◆ What you have to do
What you return should be the lines of the data containing "marker", each in full.

(Stored items from a collection)
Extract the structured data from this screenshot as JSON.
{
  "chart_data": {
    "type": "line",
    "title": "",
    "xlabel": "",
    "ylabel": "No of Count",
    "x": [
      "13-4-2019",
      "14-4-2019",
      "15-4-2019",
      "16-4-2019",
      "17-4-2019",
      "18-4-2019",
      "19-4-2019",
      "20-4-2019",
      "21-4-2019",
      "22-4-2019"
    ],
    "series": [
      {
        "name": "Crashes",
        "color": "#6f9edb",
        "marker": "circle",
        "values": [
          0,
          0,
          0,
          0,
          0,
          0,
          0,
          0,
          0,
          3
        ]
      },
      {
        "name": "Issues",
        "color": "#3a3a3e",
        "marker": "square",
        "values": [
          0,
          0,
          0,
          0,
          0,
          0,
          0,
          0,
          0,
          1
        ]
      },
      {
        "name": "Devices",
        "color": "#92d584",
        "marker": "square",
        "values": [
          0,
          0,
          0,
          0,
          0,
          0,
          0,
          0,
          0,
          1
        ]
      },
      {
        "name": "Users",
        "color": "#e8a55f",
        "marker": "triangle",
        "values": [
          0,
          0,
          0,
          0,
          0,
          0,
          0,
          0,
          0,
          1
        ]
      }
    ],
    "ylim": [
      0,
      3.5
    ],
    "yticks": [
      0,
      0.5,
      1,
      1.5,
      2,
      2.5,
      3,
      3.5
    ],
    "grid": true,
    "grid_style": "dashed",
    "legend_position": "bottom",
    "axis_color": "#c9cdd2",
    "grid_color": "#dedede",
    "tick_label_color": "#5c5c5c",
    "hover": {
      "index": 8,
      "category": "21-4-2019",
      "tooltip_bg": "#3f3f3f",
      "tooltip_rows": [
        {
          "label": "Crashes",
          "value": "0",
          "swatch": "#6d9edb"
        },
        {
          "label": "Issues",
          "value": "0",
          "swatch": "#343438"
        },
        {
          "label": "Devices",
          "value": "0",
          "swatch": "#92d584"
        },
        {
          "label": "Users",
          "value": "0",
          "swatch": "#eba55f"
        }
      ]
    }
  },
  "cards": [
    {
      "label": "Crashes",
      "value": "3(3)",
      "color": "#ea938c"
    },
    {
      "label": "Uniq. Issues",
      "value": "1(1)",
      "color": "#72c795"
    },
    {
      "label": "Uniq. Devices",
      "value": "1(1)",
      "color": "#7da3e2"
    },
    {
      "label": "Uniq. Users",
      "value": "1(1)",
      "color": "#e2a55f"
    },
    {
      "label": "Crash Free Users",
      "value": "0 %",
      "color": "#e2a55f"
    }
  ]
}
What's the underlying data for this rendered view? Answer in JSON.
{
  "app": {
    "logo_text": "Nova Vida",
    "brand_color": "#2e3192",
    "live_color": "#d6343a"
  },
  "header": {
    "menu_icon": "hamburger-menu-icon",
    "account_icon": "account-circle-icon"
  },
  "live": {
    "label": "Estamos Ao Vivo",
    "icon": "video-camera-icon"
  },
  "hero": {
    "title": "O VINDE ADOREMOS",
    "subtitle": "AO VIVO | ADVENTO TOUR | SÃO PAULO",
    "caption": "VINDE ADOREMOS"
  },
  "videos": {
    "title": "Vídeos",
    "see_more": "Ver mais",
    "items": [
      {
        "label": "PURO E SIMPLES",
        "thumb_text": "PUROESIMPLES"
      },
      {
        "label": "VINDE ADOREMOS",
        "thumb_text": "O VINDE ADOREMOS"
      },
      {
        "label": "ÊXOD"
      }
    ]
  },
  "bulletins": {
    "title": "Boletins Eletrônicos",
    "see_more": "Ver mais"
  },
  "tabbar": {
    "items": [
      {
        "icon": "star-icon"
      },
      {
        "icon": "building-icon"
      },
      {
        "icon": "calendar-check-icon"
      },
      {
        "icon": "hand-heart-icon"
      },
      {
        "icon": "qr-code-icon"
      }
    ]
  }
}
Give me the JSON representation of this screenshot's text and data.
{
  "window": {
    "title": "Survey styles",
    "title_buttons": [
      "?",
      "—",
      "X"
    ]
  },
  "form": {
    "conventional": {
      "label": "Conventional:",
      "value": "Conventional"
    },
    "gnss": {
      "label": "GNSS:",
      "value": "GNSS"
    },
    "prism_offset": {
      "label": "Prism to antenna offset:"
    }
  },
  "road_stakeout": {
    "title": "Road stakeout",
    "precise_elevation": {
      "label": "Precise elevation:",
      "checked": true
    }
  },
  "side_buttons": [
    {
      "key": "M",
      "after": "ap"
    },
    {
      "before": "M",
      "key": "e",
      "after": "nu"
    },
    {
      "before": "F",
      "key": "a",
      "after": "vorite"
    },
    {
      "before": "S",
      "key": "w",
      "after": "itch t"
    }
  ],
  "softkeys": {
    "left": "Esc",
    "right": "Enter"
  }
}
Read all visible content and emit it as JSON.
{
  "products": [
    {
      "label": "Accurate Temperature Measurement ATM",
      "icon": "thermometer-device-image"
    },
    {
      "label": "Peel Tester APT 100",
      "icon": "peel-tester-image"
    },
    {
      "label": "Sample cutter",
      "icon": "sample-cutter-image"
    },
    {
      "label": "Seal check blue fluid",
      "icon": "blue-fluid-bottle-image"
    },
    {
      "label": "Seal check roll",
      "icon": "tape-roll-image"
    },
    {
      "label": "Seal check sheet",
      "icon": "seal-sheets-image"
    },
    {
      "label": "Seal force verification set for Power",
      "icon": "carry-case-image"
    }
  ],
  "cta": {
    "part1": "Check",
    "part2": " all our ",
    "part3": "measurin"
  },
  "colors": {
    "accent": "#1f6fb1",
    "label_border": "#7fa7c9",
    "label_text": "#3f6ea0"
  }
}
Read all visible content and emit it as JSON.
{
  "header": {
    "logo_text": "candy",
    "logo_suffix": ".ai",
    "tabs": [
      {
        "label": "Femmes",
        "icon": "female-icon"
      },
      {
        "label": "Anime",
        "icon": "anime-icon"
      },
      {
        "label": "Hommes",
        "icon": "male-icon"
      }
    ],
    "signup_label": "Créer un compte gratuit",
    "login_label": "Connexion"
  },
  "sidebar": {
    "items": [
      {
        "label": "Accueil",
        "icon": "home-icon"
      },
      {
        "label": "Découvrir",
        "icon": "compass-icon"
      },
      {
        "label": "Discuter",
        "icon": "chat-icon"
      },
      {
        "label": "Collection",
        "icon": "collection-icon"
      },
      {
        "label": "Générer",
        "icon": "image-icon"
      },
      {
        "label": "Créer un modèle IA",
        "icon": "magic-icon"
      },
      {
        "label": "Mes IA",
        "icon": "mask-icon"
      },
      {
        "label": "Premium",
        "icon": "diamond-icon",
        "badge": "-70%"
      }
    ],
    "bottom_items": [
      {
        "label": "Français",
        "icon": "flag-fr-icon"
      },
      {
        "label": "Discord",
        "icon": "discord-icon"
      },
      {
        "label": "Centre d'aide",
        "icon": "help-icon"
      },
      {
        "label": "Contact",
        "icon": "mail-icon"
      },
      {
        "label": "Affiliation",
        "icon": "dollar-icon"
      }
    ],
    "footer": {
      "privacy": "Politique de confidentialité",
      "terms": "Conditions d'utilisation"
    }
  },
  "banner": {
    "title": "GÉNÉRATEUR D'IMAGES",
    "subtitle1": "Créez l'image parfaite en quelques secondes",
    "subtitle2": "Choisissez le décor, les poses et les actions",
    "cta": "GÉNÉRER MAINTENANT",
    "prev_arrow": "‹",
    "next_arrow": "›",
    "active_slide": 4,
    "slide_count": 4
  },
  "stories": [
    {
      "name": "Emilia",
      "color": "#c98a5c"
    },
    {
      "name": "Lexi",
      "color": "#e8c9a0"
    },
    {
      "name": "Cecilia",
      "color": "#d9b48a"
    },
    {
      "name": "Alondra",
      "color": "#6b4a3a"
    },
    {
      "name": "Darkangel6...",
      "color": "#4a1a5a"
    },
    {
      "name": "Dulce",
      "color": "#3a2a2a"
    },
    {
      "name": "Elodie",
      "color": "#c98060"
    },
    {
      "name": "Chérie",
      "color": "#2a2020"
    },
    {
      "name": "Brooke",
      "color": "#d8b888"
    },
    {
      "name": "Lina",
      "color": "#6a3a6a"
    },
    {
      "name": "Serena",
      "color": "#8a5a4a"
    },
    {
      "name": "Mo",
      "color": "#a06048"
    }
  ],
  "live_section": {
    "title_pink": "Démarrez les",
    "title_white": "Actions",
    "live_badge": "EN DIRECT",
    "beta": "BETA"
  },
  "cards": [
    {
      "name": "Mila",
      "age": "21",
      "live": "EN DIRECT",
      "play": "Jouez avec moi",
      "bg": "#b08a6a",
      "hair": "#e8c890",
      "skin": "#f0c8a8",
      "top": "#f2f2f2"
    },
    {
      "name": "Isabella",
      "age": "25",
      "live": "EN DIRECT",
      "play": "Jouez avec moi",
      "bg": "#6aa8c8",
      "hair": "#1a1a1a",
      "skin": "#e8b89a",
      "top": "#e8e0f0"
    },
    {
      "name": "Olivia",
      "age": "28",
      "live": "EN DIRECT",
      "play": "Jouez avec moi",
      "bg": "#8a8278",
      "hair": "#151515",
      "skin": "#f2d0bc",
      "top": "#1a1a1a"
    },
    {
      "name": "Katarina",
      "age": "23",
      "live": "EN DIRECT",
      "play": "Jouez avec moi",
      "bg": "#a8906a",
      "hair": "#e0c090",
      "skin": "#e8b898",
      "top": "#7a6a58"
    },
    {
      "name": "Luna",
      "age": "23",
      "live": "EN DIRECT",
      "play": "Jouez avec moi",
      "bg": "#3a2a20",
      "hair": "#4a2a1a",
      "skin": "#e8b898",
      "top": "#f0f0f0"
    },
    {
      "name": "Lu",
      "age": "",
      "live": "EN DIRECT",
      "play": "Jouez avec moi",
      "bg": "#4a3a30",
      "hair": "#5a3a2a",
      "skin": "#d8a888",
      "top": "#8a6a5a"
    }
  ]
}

◆ Written response
        "marker": "circle",
        "marker": "square",
        "marker": "square",
        "marker": "triangle",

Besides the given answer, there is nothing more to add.